TASK REQUIREMENTS:
Go through the data and copy each line where the word "index" shows up.

Data records for software interfaces
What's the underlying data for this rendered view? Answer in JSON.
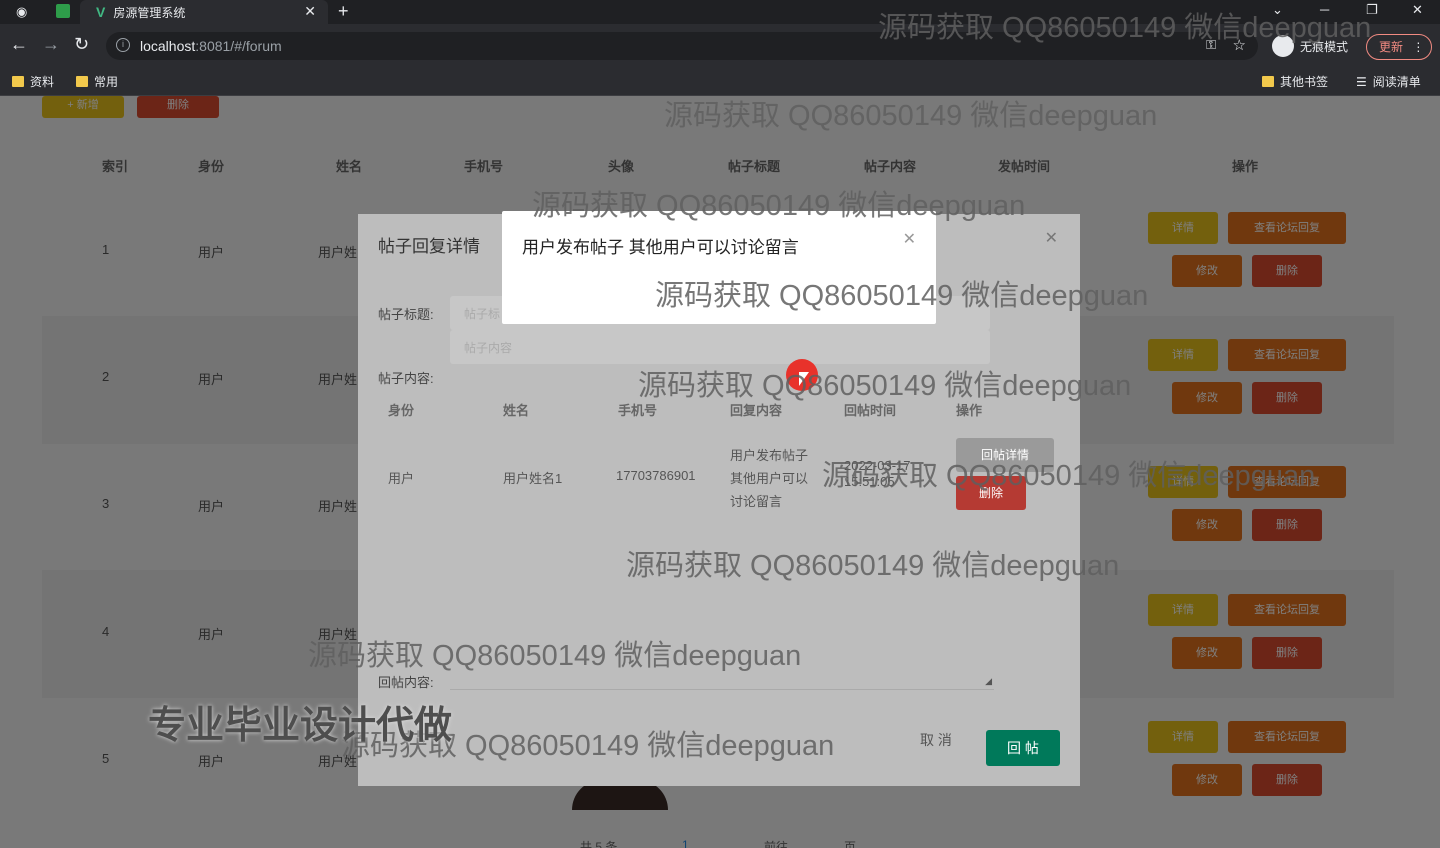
{
  "browser": {
    "tab_title": "房源管理系统",
    "url_host": "localhost",
    "url_rest": ":8081/#/forum",
    "incognito_label": "无痕模式",
    "update_label": "更新",
    "bookmarks": [
      "资料",
      "常用"
    ],
    "bookmarks_right": [
      "其他书签",
      "阅读清单"
    ]
  },
  "toolbar": {
    "add_label": "+ 新增",
    "delete_label": "删除"
  },
  "table": {
    "headers": [
      "索引",
      "身份",
      "姓名",
      "手机号",
      "头像",
      "帖子标题",
      "帖子内容",
      "发帖时间",
      "操作"
    ],
    "rows": [
      {
        "index": "1",
        "role": "用户",
        "name": "用户姓"
      },
      {
        "index": "2",
        "role": "用户",
        "name": "用户姓"
      },
      {
        "index": "3",
        "role": "用户",
        "name": "用户姓"
      },
      {
        "index": "4",
        "role": "用户",
        "name": "用户姓"
      },
      {
        "index": "5",
        "role": "用户",
        "name": "用户姓"
      }
    ],
    "actions": {
      "detail": "详情",
      "view_replies": "查看论坛回复",
      "edit": "修改",
      "delete": "删除"
    }
  },
  "pagination": {
    "total_prefix": "共 5 条",
    "page": "1",
    "goto": "前往",
    "page_unit": "页"
  },
  "dialog": {
    "title": "帖子回复详情",
    "post_title_label": "帖子标题:",
    "post_title_placeholder": "帖子标",
    "post_content_placeholder": "帖子内容",
    "post_content_label": "帖子内容:",
    "reply_headers": [
      "身份",
      "姓名",
      "手机号",
      "回复内容",
      "回帖时间",
      "操作"
    ],
    "reply_row": {
      "role": "用户",
      "name": "用户姓名1",
      "phone": "17703786901",
      "content_lines": [
        "用户发布帖子",
        "其他用户可以",
        "讨论留言"
      ],
      "time": "2022-03-17 15:51:05",
      "detail_btn": "回帖详情",
      "delete_btn": "删除"
    },
    "reply_label": "回帖内容:",
    "cancel_label": "取 消",
    "submit_label": "回 帖"
  },
  "message": {
    "text": "用户发布帖子 其他用户可以讨论留言"
  },
  "watermarks": {
    "main": "源码获取 QQ86050149 微信deepguan",
    "promo": "专业毕业设计代做"
  }
}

FINAL ANSWER:
        "index": "1",
        "index": "2",
        "index": "3",
        "index": "4",
        "index": "5",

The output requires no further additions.